◆ Stored data ◆
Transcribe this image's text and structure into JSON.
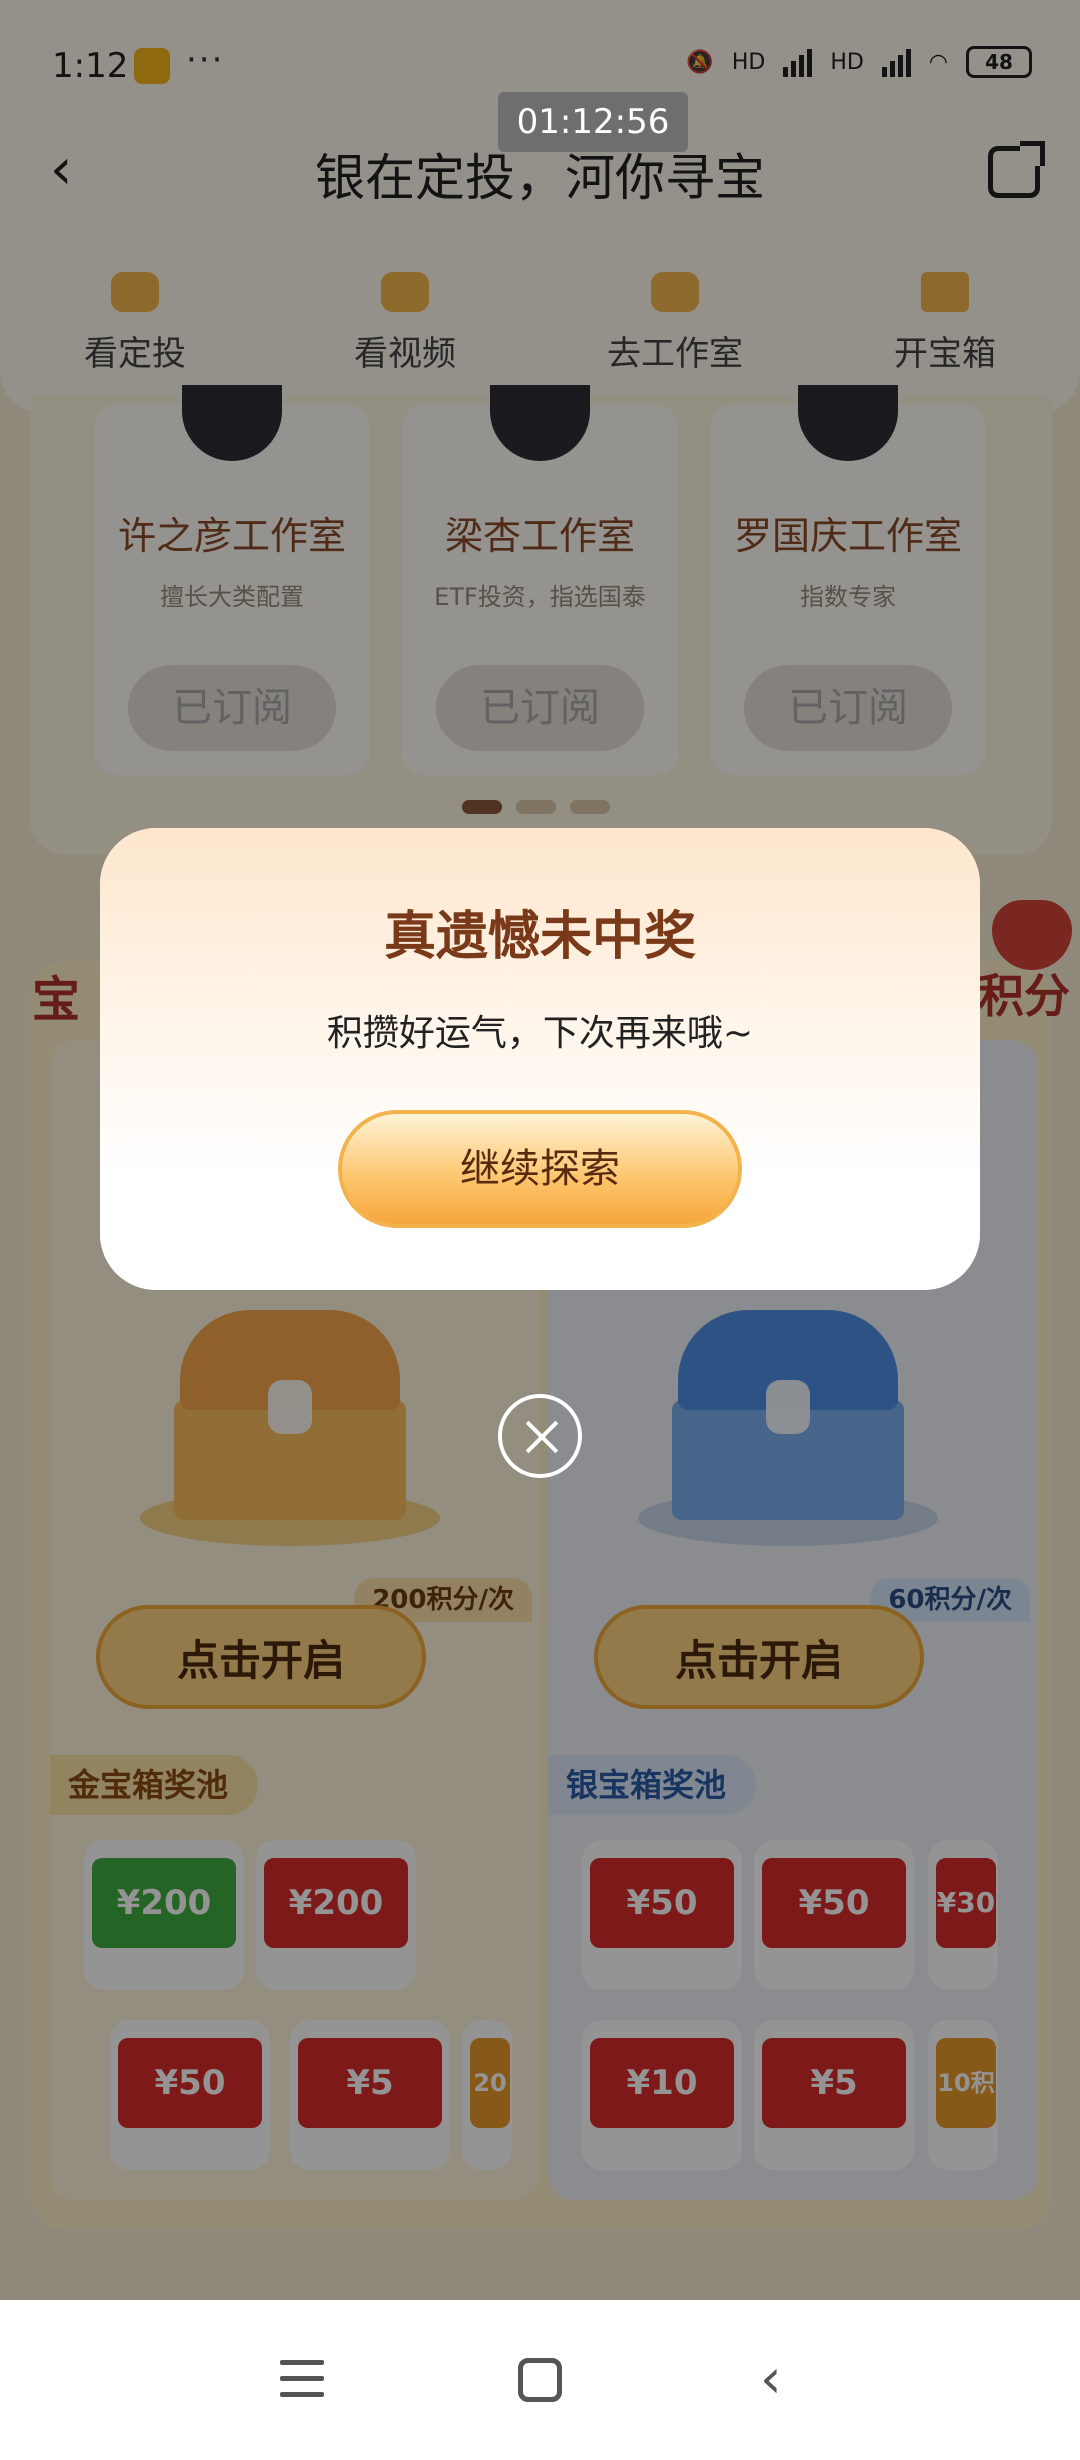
{
  "status_bar": {
    "time": "1:12",
    "dots": "···",
    "network1": "HD",
    "network2": "HD",
    "battery": "48",
    "recording_time": "01:12:56"
  },
  "header": {
    "back": "‹",
    "title": "银在定投，河你寻宝"
  },
  "nav": {
    "items": [
      {
        "label": "看定投"
      },
      {
        "label": "看视频"
      },
      {
        "label": "去工作室"
      },
      {
        "label": "开宝箱"
      }
    ]
  },
  "studios": [
    {
      "name": "许之彦工作室",
      "desc": "擅长大类配置",
      "button": "已订阅"
    },
    {
      "name": "梁杏工作室",
      "desc": "ETF投资，指选国泰",
      "button": "已订阅"
    },
    {
      "name": "罗国庆工作室",
      "desc": "指数专家",
      "button": "已订阅"
    }
  ],
  "treasure": {
    "label_left": "宝",
    "label_right": "积分",
    "gold": {
      "cost": "200积分/次",
      "open_button": "点击开启",
      "pool_title": "金宝箱奖池",
      "prizes": [
        "¥200",
        "¥200",
        "¥50",
        "¥5",
        "20"
      ]
    },
    "silver": {
      "cost": "60积分/次",
      "open_button": "点击开启",
      "pool_title": "银宝箱奖池",
      "prizes": [
        "¥50",
        "¥50",
        "¥30",
        "¥10",
        "¥5",
        "10积"
      ]
    }
  },
  "modal": {
    "title": "真遗憾未中奖",
    "message": "积攒好运气，下次再来哦~",
    "button": "继续探索"
  },
  "colors": {
    "accent_brown": "#7a3a1a",
    "button_orange": "#fcc46a",
    "overlay": "rgba(0,0,0,0.42)"
  }
}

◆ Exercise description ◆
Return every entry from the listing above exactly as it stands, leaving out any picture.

◆ Response to this exercise ◆
Transcribe this image's text and structure into JSON.
{
  "status_bar": {
    "time": "1:12",
    "dots": "···",
    "network1": "HD",
    "network2": "HD",
    "battery": "48",
    "recording_time": "01:12:56"
  },
  "header": {
    "back": "‹",
    "title": "银在定投，河你寻宝"
  },
  "nav": {
    "items": [
      {
        "label": "看定投"
      },
      {
        "label": "看视频"
      },
      {
        "label": "去工作室"
      },
      {
        "label": "开宝箱"
      }
    ]
  },
  "studios": [
    {
      "name": "许之彦工作室",
      "desc": "擅长大类配置",
      "button": "已订阅"
    },
    {
      "name": "梁杏工作室",
      "desc": "ETF投资，指选国泰",
      "button": "已订阅"
    },
    {
      "name": "罗国庆工作室",
      "desc": "指数专家",
      "button": "已订阅"
    }
  ],
  "treasure": {
    "label_left": "宝",
    "label_right": "积分",
    "gold": {
      "cost": "200积分/次",
      "open_button": "点击开启",
      "pool_title": "金宝箱奖池",
      "prizes": [
        "¥200",
        "¥200",
        "¥50",
        "¥5",
        "20"
      ]
    },
    "silver": {
      "cost": "60积分/次",
      "open_button": "点击开启",
      "pool_title": "银宝箱奖池",
      "prizes": [
        "¥50",
        "¥50",
        "¥30",
        "¥10",
        "¥5",
        "10积"
      ]
    }
  },
  "modal": {
    "title": "真遗憾未中奖",
    "message": "积攒好运气，下次再来哦~",
    "button": "继续探索"
  },
  "colors": {
    "accent_brown": "#7a3a1a",
    "button_orange": "#fcc46a",
    "overlay": "rgba(0,0,0,0.42)"
  }
}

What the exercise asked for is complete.